INSIDE RUSSIA: 7 Years Later: Corrupt, But Not Socialist

Last week Russian liberals marked an anniversary. Not the anniversary of the Great October Revolution, but of liberal reforms themselves, for on Nov. 6, 1991 Yegor Gaidar was appointed head of the Russian government.

As we can see, seven years of reforms have not brought the country the successes of Hong Kong or Chile. Production has fallen to half the 1991 level; the volume of nonpayments is 50 percent of the gross domestic product, of which between 25 percent and 50 percent is made up by the shadow economy. State workers have not received their pensions for months, and corruption has now reached such a level that people I have spoken with (not Grigory Yavlinsky) are now claiming that a certain member of the government tried to sell the position of finance minister.

Liberal reforms ended with Russia defaulting on its domestic debts. At a government meeting before this infamous day, there was talk of printing more money and using it to buy up all the T-bills circulating on the market - no real solution, but preferable nonetheless to default. This prompted then Deputy Prime Minister Anatoly Chubais to utter something that might be a fitting epitaph to Russian monetarism: "We will not allow inflation."

Now the Russian government will not be able to avoid partial default on its foreign debts. It will probably meet its obligations on Eurobond payments, but debts to the Paris and London creditor clubs will certainly have to be restructured because there simply aren't the means to pay the required $18 billion in the coming year.

In short, it seems that seven years on from Nov. 6, 1991 the liberal government has finally compromised itself across the board. The Communists have come to power.

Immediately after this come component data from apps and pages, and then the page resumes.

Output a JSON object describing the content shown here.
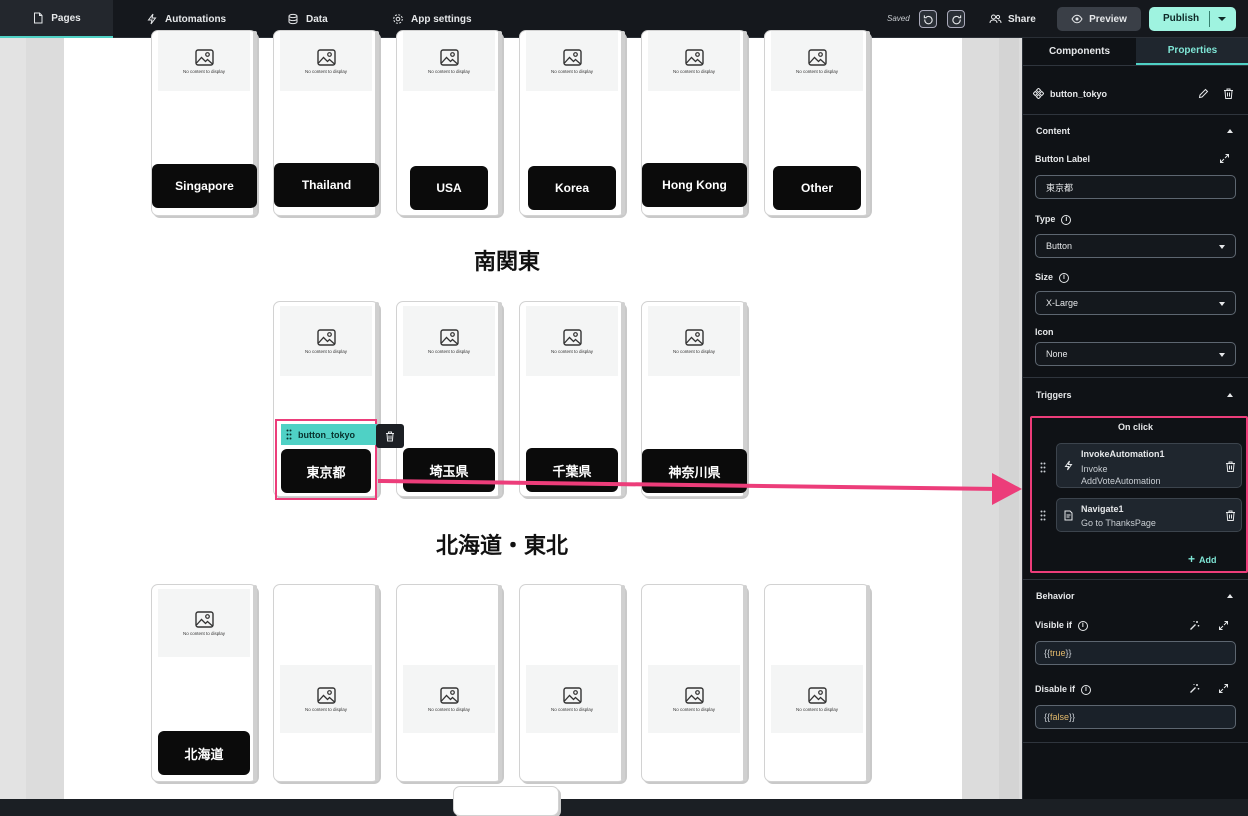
{
  "topbar": {
    "tabs": [
      {
        "label": "Pages",
        "icon": "page-icon"
      },
      {
        "label": "Automations",
        "icon": "lightning-icon"
      },
      {
        "label": "Data",
        "icon": "database-icon"
      },
      {
        "label": "App settings",
        "icon": "gear-icon"
      }
    ],
    "saved": "Saved",
    "share": "Share",
    "preview": "Preview",
    "publish": "Publish"
  },
  "canvas": {
    "no_content": "No content to display",
    "row1_buttons": [
      "Singapore",
      "Thailand",
      "USA",
      "Korea",
      "Hong Kong",
      "Other"
    ],
    "heading_kanto": "南関東",
    "row2_buttons": [
      "東京都",
      "埼玉県",
      "千葉県",
      "神奈川県"
    ],
    "heading_hokkaido": "北海道・東北",
    "row3_buttons": [
      "北海道"
    ],
    "selected_tag": "button_tokyo"
  },
  "panel": {
    "tabs": [
      "Components",
      "Properties"
    ],
    "component_name": "button_tokyo",
    "content_header": "Content",
    "button_label_title": "Button Label",
    "button_label_value": "東京都",
    "type_title": "Type",
    "type_value": "Button",
    "size_title": "Size",
    "size_value": "X-Large",
    "icon_title": "Icon",
    "icon_value": "None",
    "triggers_header": "Triggers",
    "on_click": "On click",
    "actions": [
      {
        "title": "InvokeAutomation1",
        "desc1": "Invoke",
        "desc2": "AddVoteAutomation"
      },
      {
        "title": "Navigate1",
        "desc1": "Go to ThanksPage",
        "desc2": ""
      }
    ],
    "add": "Add",
    "behavior_header": "Behavior",
    "visible_if": "Visible if",
    "visible_open": "{{",
    "visible_val": "true",
    "visible_close": "}}",
    "disable_if": "Disable if",
    "disable_open": "{{",
    "disable_val": "false",
    "disable_close": "}}"
  },
  "colors": {
    "accent": "#4fd1c5",
    "highlight": "#ec3d7a",
    "publish": "#9ff3e0"
  }
}
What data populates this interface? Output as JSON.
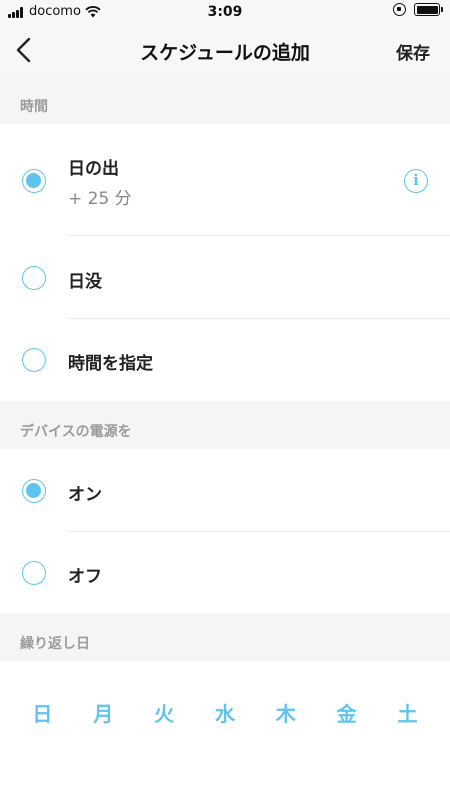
{
  "status": {
    "carrier": "docomo",
    "time": "3:09"
  },
  "nav": {
    "title": "スケジュールの追加",
    "save_label": "保存"
  },
  "sections": {
    "time_header": "時間",
    "power_header": "デバイスの電源を",
    "repeat_header": "繰り返し日"
  },
  "time_options": [
    {
      "label": "日の出",
      "sub": "+ 25 分",
      "selected": true
    },
    {
      "label": "日没",
      "selected": false
    },
    {
      "label": "時間を指定",
      "selected": false
    }
  ],
  "power_options": [
    {
      "label": "オン",
      "selected": true
    },
    {
      "label": "オフ",
      "selected": false
    }
  ],
  "days": [
    "日",
    "月",
    "火",
    "水",
    "木",
    "金",
    "土"
  ],
  "colors": {
    "accent": "#5ec4ee",
    "section_bg": "#f5f5f5"
  }
}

In promises to the reform-weary nation and the simultaneously loathed and feared West, the Communists say they won't touch the market or close the borders, and that they will even pay the interest on Eurobonds. Although they guarantee to support Russian industry, this does not necessarily entail renationalization, and while they intend to print more money to pay state workers, such emissions are still not the same thing as the rationing system of old.

This reluctance to rush straight back to former ways is clearly due to the Communist Party's own internal corruptness. True socialism has little to offer the left, since it means crooked officials will have no one to sell their services to. If you get rid of traders and entrepreneurs altogether, then who do you send faxes to on State Duma stationary saying, "If you are experiencing difficulties, then deputy such and such can help resolve them?"

Likewise, if the Communists do away with the oligarchs, then who will fund their electoral campaign? Paradoxically, the oligarchs are now emerging as the left's main hope for financial support, since the victory of a weak and corrupt government is better for the bankers than that of either Yury Luzhkov or Alexander Lebed.

It might seem laughable to enthuse about the almost civilized behavior of the left. But it is hard not to concede that now we can look back and see the country has made huge steps. On the way it has wandered off into a seemingly endless wilderness of corruption, but nevertheless Russia has journeyed a long, long way from socialism.

Yulia Latynina is a staff writer for Expert magazine.